Component data from apps and pages
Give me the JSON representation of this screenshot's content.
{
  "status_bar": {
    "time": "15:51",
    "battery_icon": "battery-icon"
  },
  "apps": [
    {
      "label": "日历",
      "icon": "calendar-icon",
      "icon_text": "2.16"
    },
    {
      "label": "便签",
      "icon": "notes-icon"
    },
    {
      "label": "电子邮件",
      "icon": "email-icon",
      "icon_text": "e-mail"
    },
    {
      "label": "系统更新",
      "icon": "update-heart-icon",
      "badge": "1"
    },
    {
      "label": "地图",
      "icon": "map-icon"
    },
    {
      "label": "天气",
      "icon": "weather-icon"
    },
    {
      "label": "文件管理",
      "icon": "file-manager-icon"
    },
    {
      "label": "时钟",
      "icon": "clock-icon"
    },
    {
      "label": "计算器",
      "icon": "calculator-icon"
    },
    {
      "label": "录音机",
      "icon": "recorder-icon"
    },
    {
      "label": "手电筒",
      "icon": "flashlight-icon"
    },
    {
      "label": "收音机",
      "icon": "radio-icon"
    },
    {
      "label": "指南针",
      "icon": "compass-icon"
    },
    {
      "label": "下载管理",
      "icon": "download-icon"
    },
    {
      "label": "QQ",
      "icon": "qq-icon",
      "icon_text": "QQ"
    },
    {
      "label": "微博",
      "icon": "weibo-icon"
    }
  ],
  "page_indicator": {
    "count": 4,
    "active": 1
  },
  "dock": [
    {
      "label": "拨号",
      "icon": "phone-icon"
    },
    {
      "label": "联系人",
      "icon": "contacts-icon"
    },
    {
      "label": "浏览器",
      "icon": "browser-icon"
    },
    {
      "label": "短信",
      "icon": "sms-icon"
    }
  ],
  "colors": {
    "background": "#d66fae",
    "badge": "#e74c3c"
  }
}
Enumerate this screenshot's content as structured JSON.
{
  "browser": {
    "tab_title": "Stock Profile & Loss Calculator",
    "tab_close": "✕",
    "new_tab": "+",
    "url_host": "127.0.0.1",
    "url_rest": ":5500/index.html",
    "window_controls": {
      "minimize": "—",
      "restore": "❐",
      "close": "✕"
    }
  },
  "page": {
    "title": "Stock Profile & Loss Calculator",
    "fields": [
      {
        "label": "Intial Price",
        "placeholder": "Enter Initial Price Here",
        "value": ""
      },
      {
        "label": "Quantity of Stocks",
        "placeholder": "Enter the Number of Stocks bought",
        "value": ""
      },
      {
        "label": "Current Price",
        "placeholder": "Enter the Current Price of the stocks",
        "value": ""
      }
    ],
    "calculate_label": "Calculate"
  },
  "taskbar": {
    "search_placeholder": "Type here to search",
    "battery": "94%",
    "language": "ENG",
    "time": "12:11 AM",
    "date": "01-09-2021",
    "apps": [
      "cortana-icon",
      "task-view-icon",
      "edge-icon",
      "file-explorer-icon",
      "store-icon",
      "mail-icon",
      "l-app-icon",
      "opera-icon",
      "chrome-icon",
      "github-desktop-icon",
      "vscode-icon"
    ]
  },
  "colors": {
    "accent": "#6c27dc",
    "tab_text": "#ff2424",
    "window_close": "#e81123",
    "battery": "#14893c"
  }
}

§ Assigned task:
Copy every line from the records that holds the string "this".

§ Exercise response:
Give me the JSON representation of this screenshot's content.
Enumerate this screenshot's content as structured JSON.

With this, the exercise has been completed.